WORK ORDER:
Each entry listed below should be reproduced word for word.

INPUT MATERIAL:
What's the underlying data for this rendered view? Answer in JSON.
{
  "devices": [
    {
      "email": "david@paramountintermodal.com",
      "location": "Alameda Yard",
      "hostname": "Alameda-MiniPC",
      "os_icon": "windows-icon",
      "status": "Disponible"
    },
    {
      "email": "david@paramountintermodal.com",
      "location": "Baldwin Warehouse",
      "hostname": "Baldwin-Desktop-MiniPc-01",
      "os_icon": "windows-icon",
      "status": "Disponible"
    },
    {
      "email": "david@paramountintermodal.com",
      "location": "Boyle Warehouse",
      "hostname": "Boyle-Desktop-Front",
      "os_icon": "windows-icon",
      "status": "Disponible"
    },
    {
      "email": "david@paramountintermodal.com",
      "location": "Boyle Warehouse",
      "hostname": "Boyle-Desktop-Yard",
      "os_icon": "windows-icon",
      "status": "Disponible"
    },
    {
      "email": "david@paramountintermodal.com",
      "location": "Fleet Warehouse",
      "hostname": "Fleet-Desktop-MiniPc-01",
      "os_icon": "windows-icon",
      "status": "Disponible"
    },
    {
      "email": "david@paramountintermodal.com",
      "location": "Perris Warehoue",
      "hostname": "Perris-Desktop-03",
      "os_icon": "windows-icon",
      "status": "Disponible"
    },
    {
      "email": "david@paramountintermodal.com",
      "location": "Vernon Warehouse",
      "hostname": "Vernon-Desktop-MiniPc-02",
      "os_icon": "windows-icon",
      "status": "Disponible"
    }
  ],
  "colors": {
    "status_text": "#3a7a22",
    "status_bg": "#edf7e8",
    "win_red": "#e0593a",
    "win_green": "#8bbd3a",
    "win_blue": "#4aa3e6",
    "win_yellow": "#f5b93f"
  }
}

ANSWER SPACE:
What's the underlying data for this rendered view? Answer in JSON.
{
  "devices": [
    {
      "email": "david@paramountintermodal.com",
      "location": "Alameda Yard",
      "hostname": "Alameda-MiniPC",
      "os_icon": "windows-icon",
      "status": "Disponible"
    },
    {
      "email": "david@paramountintermodal.com",
      "location": "Baldwin Warehouse",
      "hostname": "Baldwin-Desktop-MiniPc-01",
      "os_icon": "windows-icon",
      "status": "Disponible"
    },
    {
      "email": "david@paramountintermodal.com",
      "location": "Boyle Warehouse",
      "hostname": "Boyle-Desktop-Front",
      "os_icon": "windows-icon",
      "status": "Disponible"
    },
    {
      "email": "david@paramountintermodal.com",
      "location": "Boyle Warehouse",
      "hostname": "Boyle-Desktop-Yard",
      "os_icon": "windows-icon",
      "status": "Disponible"
    },
    {
      "email": "david@paramountintermodal.com",
      "location": "Fleet Warehouse",
      "hostname": "Fleet-Desktop-MiniPc-01",
      "os_icon": "windows-icon",
      "status": "Disponible"
    },
    {
      "email": "david@paramountintermodal.com",
      "location": "Perris Warehoue",
      "hostname": "Perris-Desktop-03",
      "os_icon": "windows-icon",
      "status": "Disponible"
    },
    {
      "email": "david@paramountintermodal.com",
      "location": "Vernon Warehouse",
      "hostname": "Vernon-Desktop-MiniPc-02",
      "os_icon": "windows-icon",
      "status": "Disponible"
    }
  ],
  "colors": {
    "status_text": "#3a7a22",
    "status_bg": "#edf7e8",
    "win_red": "#e0593a",
    "win_green": "#8bbd3a",
    "win_blue": "#4aa3e6",
    "win_yellow": "#f5b93f"
  }
}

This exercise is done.